The magazine of the Jesuit religious order in the United States has publicly withdrawn its endorsement of Judge Brett Kavanaugh as Supreme Court justice following testimony before the Senate Judiciary Committee by the Jesuit-educated Kavanaugh and the woman accusing him of sexually assaulting her decades ago.
Flake says Ford's account "was compelling, but she's lacking corroboration from those who were there".
The editors of America said Christine Blasey Ford's testimony "clearly demonstrated both the seriousness of her allegation of assault by Judge Brett M. Kavanaugh and the stakes of this question for the whole country". Bob Corker of Tennessee, expressed they were ready to approve of Kavanaugh's nomination.
Christine Blasey Ford began her testimony in front of a Senate committee by saying she was "terrified", and at times she looked it.
"Look at me and tell me that it doesn't matter what happened to me!" she added.
Senate Judiciary Committee Chairman Chuck Grassley defended Kavanaugh and blamed Democrats for not disclosing the accusations earlier. Kavanaugh has denied all allegations of sexual misconduct and angrily defended himself at his portion of Thursday's hearing.
The Republican Party posted online videos of women supporting Kavanaugh throughout Ford's testimony. While some may argue that a different standard should apply regarding the Senate's advice and consent responsibilities, I believe that the constitution's provisions of fairness and due process apply here as well. The hearing was a rollercoaster of emotion, with Democrats taking every opportunity to praise Ford's courage in coming forward, while Mitchell delivered the tougher questioning, challenging her on a number of issues, including the circumstances surrounding her polygraph test and her fear of flying.
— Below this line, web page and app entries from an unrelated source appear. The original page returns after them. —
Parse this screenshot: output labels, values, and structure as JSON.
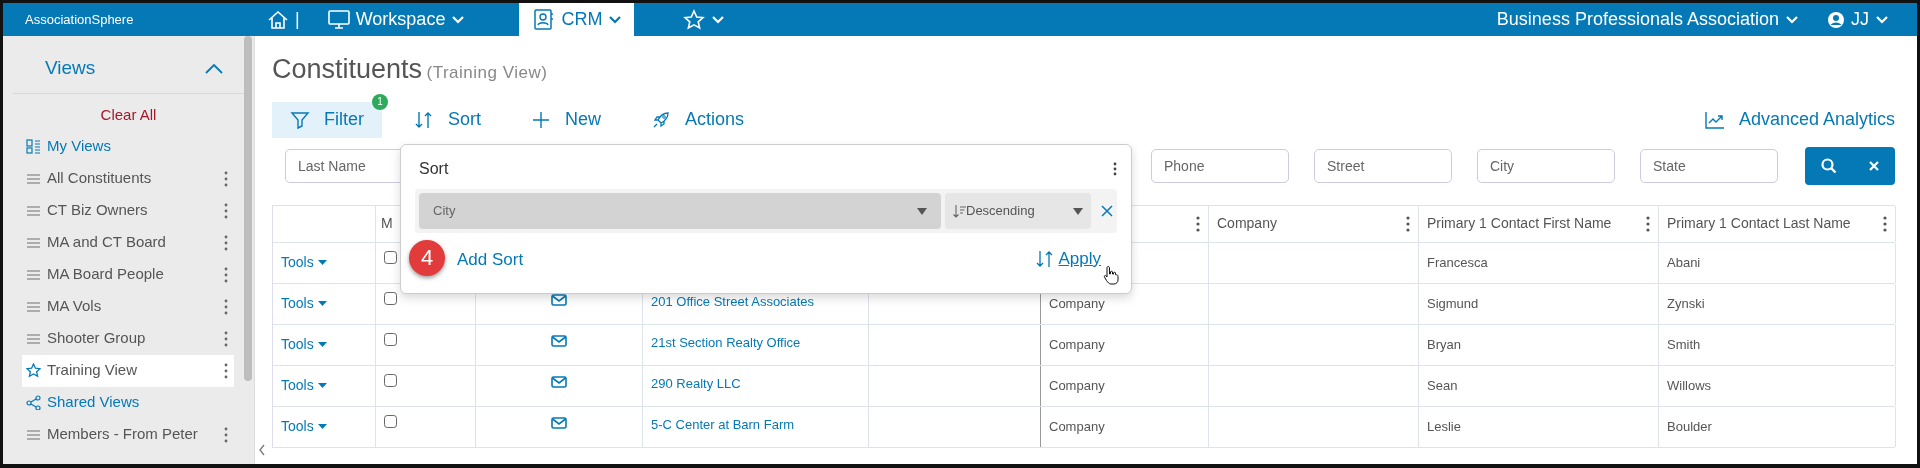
{
  "topbar": {
    "logo": "AssociationSphere",
    "separator": "|",
    "menus": [
      {
        "label": "Workspace",
        "selected": false
      },
      {
        "label": "CRM",
        "selected": true
      },
      {
        "selected": false
      }
    ],
    "org": "Business Professionals Association",
    "user": "JJ"
  },
  "sidebar": {
    "title": "Views",
    "expanded": true,
    "clear": "Clear All",
    "items": [
      {
        "kind": "mygroup",
        "label": "My Views"
      },
      {
        "kind": "view",
        "label": "All Constituents",
        "selected": false,
        "favorite": false
      },
      {
        "kind": "view",
        "label": "CT Biz Owners",
        "selected": false,
        "favorite": false
      },
      {
        "kind": "view",
        "label": "MA and CT Board",
        "selected": false,
        "favorite": false
      },
      {
        "kind": "view",
        "label": "MA Board People",
        "selected": false,
        "favorite": false
      },
      {
        "kind": "view",
        "label": "MA Vols",
        "selected": false,
        "favorite": false
      },
      {
        "kind": "view",
        "label": "Shooter Group",
        "selected": false,
        "favorite": false
      },
      {
        "kind": "view",
        "label": "Training View",
        "selected": true,
        "favorite": true
      },
      {
        "kind": "sharedgroup",
        "label": "Shared Views"
      },
      {
        "kind": "view",
        "label": "Members - From Peter",
        "selected": false,
        "favorite": false
      }
    ]
  },
  "page": {
    "title": "Constituents",
    "subtitle": "(Training View)"
  },
  "toolbar": [
    {
      "label": "Filter",
      "badge": "1",
      "selected": true
    },
    {
      "label": "Sort",
      "selected": false
    },
    {
      "label": "New",
      "selected": false
    },
    {
      "label": "Actions",
      "selected": false
    }
  ],
  "analytics": "Advanced Analytics",
  "filters": [
    {
      "placeholder": "Last Name"
    },
    {
      "placeholder": "Phone"
    },
    {
      "placeholder": "Street"
    },
    {
      "placeholder": "City"
    },
    {
      "placeholder": "State"
    }
  ],
  "table": {
    "columns": [
      {
        "menu": false
      },
      {
        "label": "M"
      },
      {},
      {},
      {},
      {
        "menu": true
      },
      {
        "label": "Company",
        "menu": true
      },
      {
        "label": "Primary 1 Contact First Name",
        "menu": true
      },
      {
        "label": "Primary 1 Contact Last Name",
        "menu": true
      }
    ],
    "rows": [
      {
        "tools": "Tools",
        "checked": false,
        "first": "Francesca",
        "last": "Abani"
      },
      {
        "tools": "Tools",
        "checked": false,
        "email": true,
        "name": "201 Office Street Associates",
        "type": "Company",
        "first": "Sigmund",
        "last": "Zynski"
      },
      {
        "tools": "Tools",
        "checked": false,
        "email": true,
        "name": "21st Section Realty Office",
        "type": "Company",
        "first": "Bryan",
        "last": "Smith"
      },
      {
        "tools": "Tools",
        "checked": false,
        "email": true,
        "name": "290 Realty LLC",
        "type": "Company",
        "first": "Sean",
        "last": "Willows"
      },
      {
        "tools": "Tools",
        "checked": false,
        "email": true,
        "name": "5-C Center at Barn Farm",
        "type": "Company",
        "first": "Leslie",
        "last": "Boulder"
      }
    ]
  },
  "sort_popup": {
    "title": "Sort",
    "field": "City",
    "direction": "Descending",
    "add": "Add Sort",
    "apply": "Apply",
    "step": "4"
  }
}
Kavanaugh, a conservative-leaning judge whose entry into the lifetime appointment would help shift the Supreme Court to the right for years to come, came out fighting.
Supreme Court nominee Brett Kavanaugh is expected to pass a key Senate committee vote Friday after undecided Arizona Republican Sen.
Still, even many Republicans who believed Ford was honestly recounting what happened to her took the view that it was a case of mistaken identity, believing Kavanaugh's emotional testimony that was not there and did not attack her.
Another Republican facing re-election this November, New Hampshire Gov. Chris Sununu, called Ford's allegations serious and said they should be fully investigated.
Graham supported Republicans' ultimately successful efforts to block action on President Barack Obama's Supreme Court nomination of Judge Merrick Garland. Republicans see her as a Democratic swing vote and have been pushing for her to confirm Kavanaugh.
Kavanaugh on Wednesday once again rejected the allegations as "last minute smears" that were "false and uncorroborated". She took turns with the Democratic senators to ask questions in five-minute segments, disrupting her flow.